(Recorded information Opens)
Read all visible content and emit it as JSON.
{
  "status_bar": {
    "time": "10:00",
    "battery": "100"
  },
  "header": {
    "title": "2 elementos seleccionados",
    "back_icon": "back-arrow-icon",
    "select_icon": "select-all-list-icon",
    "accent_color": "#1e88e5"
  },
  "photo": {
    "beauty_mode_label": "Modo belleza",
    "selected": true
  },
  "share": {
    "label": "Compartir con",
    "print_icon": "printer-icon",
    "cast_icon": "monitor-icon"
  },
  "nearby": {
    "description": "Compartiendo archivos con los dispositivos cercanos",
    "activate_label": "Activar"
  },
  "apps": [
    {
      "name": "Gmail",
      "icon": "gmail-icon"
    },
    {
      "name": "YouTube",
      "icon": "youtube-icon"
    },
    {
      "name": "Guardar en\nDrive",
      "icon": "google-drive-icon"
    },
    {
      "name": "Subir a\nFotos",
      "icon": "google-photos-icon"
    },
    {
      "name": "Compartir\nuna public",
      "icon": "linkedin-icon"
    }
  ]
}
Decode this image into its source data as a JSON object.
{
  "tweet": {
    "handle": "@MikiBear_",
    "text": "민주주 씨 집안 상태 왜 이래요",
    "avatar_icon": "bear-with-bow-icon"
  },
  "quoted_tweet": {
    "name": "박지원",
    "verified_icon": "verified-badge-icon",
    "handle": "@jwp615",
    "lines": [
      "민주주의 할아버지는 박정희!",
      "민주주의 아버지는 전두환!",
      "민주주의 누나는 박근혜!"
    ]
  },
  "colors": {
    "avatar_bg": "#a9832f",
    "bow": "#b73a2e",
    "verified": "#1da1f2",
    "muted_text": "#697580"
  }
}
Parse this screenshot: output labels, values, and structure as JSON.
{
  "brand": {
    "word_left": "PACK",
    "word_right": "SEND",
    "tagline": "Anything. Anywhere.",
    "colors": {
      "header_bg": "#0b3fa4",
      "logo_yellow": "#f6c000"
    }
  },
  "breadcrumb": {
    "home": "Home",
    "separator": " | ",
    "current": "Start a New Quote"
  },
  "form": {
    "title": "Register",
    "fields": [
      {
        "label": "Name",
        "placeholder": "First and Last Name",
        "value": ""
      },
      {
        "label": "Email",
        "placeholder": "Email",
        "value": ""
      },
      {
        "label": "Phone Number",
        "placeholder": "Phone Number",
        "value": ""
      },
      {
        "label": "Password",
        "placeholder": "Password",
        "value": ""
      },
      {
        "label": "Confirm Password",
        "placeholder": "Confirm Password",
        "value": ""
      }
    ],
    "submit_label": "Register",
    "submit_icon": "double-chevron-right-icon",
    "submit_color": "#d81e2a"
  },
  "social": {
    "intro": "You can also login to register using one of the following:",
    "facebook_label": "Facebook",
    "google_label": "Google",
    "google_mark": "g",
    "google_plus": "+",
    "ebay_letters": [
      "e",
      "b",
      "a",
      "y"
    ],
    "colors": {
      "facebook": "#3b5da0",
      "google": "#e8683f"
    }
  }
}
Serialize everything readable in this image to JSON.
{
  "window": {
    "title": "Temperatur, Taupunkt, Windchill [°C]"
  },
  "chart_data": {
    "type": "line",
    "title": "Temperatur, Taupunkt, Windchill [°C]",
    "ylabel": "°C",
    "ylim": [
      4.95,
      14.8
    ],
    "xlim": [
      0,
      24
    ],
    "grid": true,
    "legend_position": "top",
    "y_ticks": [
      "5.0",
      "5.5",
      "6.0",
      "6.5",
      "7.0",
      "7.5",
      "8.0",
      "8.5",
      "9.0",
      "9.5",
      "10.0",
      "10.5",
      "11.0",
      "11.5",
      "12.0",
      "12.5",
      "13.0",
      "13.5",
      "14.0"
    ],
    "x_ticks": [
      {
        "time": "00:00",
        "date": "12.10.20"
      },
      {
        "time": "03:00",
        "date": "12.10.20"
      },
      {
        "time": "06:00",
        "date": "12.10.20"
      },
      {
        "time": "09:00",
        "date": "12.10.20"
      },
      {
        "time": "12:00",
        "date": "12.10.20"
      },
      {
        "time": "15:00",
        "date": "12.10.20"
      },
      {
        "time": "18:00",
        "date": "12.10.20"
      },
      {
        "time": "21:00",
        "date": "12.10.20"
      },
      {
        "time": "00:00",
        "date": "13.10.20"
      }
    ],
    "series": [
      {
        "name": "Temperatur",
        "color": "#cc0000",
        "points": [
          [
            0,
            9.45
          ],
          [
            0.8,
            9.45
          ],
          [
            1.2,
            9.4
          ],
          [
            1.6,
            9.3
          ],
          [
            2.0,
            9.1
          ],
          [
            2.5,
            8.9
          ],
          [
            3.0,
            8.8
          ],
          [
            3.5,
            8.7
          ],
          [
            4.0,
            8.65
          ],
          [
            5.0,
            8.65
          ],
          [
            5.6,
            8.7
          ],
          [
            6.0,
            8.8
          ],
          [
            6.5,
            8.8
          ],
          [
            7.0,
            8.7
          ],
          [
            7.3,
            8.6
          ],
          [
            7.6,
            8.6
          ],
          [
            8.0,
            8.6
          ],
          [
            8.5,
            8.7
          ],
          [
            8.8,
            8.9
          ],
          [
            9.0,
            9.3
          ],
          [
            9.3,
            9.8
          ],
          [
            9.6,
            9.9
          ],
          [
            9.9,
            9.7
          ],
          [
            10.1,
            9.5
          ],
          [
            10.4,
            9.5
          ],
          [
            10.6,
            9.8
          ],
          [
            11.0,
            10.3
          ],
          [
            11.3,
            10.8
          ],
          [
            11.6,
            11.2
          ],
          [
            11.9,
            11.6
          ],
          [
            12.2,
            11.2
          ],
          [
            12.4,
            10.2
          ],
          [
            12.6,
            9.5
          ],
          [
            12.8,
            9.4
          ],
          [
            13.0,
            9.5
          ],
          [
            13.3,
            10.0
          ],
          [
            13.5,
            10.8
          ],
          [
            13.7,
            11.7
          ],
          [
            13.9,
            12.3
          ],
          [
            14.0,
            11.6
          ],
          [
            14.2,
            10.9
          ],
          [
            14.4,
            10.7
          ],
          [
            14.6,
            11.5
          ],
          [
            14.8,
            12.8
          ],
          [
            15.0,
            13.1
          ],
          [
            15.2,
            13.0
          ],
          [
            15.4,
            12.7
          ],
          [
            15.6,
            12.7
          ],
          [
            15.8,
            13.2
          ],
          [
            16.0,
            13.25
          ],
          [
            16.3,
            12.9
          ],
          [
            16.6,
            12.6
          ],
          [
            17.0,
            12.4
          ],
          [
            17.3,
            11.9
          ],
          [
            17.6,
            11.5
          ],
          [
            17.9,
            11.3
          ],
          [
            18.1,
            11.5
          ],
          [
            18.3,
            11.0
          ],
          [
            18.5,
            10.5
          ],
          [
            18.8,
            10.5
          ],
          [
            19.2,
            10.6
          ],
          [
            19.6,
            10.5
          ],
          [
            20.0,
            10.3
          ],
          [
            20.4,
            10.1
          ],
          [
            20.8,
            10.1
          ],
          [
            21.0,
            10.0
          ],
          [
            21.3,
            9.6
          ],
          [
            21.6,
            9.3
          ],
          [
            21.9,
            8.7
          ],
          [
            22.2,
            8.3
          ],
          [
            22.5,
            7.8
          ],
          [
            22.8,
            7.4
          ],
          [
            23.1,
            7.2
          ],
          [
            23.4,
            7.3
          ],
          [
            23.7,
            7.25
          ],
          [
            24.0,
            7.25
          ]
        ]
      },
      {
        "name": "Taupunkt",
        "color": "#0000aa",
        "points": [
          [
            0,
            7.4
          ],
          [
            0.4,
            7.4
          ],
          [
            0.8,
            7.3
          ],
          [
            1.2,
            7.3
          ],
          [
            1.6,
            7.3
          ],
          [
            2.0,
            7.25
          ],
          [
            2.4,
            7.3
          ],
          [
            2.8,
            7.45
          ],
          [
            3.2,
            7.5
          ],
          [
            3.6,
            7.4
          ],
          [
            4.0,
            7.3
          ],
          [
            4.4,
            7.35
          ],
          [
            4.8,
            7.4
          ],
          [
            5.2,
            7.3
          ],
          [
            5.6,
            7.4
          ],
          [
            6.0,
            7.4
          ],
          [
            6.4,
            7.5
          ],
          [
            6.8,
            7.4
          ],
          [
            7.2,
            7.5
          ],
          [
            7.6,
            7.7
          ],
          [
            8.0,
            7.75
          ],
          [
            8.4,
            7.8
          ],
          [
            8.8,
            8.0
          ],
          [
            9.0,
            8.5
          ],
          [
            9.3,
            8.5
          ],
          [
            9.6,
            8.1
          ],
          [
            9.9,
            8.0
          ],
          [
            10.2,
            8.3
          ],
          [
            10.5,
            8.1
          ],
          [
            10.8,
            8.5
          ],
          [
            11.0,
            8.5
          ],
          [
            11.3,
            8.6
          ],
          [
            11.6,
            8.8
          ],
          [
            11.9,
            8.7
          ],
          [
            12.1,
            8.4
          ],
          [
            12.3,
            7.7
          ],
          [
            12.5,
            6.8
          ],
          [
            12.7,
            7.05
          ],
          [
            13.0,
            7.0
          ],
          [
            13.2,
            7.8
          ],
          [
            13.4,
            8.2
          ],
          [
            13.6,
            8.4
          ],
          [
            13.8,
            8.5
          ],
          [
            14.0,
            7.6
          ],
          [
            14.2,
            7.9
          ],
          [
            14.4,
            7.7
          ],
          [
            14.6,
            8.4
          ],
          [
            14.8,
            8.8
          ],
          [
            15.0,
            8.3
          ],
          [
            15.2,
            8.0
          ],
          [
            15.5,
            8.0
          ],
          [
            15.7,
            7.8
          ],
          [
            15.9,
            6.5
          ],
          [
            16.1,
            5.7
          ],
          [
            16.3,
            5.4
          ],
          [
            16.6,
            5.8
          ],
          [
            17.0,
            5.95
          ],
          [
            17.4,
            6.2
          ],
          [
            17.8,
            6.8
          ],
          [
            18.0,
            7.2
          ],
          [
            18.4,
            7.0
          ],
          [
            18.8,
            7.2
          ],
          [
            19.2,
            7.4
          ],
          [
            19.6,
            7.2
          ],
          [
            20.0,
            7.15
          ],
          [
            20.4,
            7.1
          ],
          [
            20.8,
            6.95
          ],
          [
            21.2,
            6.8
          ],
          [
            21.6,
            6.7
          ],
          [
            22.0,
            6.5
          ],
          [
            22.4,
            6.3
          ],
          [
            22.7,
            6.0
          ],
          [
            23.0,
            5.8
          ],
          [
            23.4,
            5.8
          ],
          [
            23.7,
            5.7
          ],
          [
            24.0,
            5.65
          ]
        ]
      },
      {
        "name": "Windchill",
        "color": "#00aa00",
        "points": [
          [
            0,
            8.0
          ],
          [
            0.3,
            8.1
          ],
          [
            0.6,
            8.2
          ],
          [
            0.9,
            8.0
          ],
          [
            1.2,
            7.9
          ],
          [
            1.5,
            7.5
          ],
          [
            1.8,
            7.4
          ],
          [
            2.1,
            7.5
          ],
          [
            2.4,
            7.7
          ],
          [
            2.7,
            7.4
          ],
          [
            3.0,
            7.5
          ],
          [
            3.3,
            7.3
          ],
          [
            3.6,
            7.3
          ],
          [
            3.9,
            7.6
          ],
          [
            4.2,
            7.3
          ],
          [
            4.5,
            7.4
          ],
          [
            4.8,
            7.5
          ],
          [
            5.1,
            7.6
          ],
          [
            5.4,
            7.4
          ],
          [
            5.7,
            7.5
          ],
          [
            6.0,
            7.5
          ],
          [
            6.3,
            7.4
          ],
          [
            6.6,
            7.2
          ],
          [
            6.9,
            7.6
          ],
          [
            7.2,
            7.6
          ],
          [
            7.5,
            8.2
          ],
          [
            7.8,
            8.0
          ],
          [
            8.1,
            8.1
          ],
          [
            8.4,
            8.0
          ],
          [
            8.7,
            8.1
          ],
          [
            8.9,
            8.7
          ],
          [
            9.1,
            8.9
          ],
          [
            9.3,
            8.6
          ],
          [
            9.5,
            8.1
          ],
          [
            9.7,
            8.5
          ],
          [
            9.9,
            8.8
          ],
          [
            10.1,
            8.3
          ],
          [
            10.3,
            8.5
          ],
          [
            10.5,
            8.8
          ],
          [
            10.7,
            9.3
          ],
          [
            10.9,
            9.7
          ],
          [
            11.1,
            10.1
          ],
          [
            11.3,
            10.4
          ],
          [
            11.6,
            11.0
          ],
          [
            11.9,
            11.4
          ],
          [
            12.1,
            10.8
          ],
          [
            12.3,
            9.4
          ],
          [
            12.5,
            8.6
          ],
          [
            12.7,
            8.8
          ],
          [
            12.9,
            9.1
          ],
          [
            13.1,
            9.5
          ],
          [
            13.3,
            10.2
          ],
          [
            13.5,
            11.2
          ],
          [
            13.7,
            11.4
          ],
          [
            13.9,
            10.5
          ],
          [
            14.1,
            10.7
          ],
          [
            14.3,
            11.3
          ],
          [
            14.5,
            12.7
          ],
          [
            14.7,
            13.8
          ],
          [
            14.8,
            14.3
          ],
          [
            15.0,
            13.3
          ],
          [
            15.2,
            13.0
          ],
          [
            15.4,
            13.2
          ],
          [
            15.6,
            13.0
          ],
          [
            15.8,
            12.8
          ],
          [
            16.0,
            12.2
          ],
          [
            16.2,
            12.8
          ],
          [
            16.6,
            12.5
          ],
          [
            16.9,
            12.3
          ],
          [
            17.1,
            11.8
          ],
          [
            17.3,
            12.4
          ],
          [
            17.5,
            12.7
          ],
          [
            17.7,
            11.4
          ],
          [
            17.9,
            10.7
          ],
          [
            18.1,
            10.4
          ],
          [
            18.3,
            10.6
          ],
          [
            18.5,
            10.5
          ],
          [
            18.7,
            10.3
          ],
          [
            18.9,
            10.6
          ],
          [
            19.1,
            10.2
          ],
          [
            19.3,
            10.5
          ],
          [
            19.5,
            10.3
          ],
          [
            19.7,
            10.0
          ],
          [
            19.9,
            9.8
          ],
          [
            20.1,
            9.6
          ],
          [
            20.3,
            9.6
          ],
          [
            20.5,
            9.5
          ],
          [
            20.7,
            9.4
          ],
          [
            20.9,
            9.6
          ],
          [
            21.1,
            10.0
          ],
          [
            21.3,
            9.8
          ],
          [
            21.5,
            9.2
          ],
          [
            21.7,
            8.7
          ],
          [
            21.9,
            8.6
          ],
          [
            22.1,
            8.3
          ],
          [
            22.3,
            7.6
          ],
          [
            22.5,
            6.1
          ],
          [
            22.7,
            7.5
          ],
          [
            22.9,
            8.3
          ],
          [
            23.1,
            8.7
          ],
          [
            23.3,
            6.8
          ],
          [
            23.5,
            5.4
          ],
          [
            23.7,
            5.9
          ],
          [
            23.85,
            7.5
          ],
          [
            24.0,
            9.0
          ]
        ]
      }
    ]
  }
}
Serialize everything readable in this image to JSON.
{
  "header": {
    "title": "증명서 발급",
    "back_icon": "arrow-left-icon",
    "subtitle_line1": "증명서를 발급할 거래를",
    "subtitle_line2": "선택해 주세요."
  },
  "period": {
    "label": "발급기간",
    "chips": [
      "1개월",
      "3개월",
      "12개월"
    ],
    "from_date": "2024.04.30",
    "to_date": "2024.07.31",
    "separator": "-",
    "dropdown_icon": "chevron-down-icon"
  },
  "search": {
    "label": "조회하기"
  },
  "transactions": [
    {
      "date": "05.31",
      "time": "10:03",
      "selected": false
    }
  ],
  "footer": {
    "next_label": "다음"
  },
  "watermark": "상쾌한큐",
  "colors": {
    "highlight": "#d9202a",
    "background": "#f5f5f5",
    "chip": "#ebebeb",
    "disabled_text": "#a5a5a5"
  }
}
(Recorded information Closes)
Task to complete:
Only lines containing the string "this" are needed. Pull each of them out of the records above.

Written solution:
Decode this image into its source data as a JSON object.
Parse this screenshot: output labels, values, and structure as JSON.
Serialize everything readable in this image to JSON.
Serialize everything readable in this image to JSON.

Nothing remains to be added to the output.